*THE PROBLEM*
Using the entries below, quote exactly the span of lines that begins with the line containing "Extract the structured" and ends with the final line.

*SUPPLIED DATA*

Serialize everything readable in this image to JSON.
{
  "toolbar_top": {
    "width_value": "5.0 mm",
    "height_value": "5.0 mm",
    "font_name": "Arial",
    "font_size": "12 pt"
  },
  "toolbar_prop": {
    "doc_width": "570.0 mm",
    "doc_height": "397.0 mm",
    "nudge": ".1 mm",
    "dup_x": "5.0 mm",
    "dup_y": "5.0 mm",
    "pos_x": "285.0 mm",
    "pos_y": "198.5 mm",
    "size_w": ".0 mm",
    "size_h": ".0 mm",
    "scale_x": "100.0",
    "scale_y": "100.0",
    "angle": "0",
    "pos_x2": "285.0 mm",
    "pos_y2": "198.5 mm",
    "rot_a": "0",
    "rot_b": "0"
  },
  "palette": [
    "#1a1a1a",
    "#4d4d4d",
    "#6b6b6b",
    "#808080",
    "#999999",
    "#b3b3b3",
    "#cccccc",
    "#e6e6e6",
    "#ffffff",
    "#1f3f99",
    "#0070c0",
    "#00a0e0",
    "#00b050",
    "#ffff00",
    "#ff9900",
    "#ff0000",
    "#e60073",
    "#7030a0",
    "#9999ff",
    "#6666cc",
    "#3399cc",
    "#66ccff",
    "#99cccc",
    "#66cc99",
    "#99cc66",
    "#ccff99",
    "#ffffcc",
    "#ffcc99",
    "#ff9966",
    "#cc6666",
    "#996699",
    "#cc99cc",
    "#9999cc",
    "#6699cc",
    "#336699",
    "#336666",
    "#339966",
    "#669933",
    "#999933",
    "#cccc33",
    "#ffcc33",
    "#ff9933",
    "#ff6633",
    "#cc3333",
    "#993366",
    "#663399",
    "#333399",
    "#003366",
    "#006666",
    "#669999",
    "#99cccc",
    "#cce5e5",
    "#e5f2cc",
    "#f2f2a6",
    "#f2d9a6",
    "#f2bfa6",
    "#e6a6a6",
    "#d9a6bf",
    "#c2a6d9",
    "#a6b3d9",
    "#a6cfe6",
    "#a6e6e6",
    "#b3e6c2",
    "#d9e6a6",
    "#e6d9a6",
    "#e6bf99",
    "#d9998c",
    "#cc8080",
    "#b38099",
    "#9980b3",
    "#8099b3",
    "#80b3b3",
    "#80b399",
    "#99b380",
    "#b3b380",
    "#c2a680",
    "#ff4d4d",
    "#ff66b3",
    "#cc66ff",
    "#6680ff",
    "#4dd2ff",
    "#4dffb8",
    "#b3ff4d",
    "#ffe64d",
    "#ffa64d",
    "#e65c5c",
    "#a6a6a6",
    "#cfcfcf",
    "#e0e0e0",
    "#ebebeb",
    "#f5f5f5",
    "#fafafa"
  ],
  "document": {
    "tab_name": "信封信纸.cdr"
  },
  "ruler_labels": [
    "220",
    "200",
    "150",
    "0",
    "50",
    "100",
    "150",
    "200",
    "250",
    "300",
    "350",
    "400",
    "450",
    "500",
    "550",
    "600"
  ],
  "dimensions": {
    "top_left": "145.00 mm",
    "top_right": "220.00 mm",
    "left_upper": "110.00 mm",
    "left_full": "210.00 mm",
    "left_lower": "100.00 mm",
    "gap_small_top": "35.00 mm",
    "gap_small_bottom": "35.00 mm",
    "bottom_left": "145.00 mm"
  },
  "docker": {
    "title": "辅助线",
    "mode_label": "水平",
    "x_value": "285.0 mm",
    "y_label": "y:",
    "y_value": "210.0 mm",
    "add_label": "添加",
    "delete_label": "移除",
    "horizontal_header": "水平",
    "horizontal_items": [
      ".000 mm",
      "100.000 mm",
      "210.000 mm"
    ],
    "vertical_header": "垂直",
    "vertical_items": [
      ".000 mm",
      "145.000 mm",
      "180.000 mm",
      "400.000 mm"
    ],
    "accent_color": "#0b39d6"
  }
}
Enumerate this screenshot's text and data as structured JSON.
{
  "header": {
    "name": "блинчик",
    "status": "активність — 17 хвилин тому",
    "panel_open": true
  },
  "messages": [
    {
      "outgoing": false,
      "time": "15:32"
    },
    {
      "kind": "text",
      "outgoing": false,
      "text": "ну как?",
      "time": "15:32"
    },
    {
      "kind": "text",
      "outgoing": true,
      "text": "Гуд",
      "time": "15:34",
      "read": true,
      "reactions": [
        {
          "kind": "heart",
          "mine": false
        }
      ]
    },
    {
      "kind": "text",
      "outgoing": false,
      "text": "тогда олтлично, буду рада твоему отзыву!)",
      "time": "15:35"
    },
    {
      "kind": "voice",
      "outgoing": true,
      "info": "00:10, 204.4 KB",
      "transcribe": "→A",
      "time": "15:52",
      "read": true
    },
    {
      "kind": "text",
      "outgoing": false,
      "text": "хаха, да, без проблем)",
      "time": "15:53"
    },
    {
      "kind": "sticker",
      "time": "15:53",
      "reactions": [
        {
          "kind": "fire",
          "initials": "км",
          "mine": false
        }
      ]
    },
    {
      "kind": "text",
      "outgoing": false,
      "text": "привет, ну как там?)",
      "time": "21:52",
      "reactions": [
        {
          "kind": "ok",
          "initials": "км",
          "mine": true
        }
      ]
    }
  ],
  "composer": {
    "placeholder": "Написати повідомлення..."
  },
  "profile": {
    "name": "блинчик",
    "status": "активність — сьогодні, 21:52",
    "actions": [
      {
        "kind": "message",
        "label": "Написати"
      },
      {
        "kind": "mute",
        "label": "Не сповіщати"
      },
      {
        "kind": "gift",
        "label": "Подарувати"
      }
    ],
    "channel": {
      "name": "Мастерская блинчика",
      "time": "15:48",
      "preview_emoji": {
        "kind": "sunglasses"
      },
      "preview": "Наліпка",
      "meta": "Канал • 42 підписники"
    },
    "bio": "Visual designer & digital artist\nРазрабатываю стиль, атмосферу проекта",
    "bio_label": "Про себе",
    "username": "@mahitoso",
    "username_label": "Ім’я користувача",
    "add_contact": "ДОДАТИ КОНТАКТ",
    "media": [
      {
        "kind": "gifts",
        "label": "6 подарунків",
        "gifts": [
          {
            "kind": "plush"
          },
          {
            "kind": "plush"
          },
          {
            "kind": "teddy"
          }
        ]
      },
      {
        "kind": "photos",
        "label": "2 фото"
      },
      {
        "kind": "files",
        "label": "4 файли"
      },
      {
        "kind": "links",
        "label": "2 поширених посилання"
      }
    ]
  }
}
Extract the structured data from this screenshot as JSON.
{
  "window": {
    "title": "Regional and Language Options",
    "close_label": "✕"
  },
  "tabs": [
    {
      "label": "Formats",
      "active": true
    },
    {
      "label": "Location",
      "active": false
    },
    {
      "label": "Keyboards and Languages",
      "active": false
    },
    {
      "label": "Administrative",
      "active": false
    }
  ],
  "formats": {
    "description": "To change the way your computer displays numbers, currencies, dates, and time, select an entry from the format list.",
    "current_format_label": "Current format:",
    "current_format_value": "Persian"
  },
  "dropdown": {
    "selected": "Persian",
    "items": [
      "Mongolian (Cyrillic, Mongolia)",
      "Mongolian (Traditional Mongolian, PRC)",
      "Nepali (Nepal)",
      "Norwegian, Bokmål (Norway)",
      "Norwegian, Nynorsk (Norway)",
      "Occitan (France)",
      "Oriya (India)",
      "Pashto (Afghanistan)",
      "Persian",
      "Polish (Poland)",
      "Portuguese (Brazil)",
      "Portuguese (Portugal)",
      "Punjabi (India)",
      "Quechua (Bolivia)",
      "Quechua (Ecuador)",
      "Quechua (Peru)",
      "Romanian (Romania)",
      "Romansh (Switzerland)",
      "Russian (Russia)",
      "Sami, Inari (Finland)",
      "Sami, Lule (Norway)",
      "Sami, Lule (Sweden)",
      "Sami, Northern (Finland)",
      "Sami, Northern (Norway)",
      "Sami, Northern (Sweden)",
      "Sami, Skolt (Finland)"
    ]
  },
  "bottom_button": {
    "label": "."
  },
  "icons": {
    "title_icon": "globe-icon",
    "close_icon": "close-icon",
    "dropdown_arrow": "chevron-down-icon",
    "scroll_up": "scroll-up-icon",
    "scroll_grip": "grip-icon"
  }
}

*ANSWER SPACE*
Extract the structured data from this screenshot as JSON.
{
  "window": {
    "title": "Regional and Language Options",
    "close_label": "✕"
  },
  "tabs": [
    {
      "label": "Formats",
      "active": true
    },
    {
      "label": "Location",
      "active": false
    },
    {
      "label": "Keyboards and Languages",
      "active": false
    },
    {
      "label": "Administrative",
      "active": false
    }
  ],
  "formats": {
    "description": "To change the way your computer displays numbers, currencies, dates, and time, select an entry from the format list.",
    "current_format_label": "Current format:",
    "current_format_value": "Persian"
  },
  "dropdown": {
    "selected": "Persian",
    "items": [
      "Mongolian (Cyrillic, Mongolia)",
      "Mongolian (Traditional Mongolian, PRC)",
      "Nepali (Nepal)",
      "Norwegian, Bokmål (Norway)",
      "Norwegian, Nynorsk (Norway)",
      "Occitan (France)",
      "Oriya (India)",
      "Pashto (Afghanistan)",
      "Persian",
      "Polish (Poland)",
      "Portuguese (Brazil)",
      "Portuguese (Portugal)",
      "Punjabi (India)",
      "Quechua (Bolivia)",
      "Quechua (Ecuador)",
      "Quechua (Peru)",
      "Romanian (Romania)",
      "Romansh (Switzerland)",
      "Russian (Russia)",
      "Sami, Inari (Finland)",
      "Sami, Lule (Norway)",
      "Sami, Lule (Sweden)",
      "Sami, Northern (Finland)",
      "Sami, Northern (Norway)",
      "Sami, Northern (Sweden)",
      "Sami, Skolt (Finland)"
    ]
  },
  "bottom_button": {
    "label": "."
  },
  "icons": {
    "title_icon": "globe-icon",
    "close_icon": "close-icon",
    "dropdown_arrow": "chevron-down-icon",
    "scroll_up": "scroll-up-icon",
    "scroll_grip": "grip-icon"
  }
}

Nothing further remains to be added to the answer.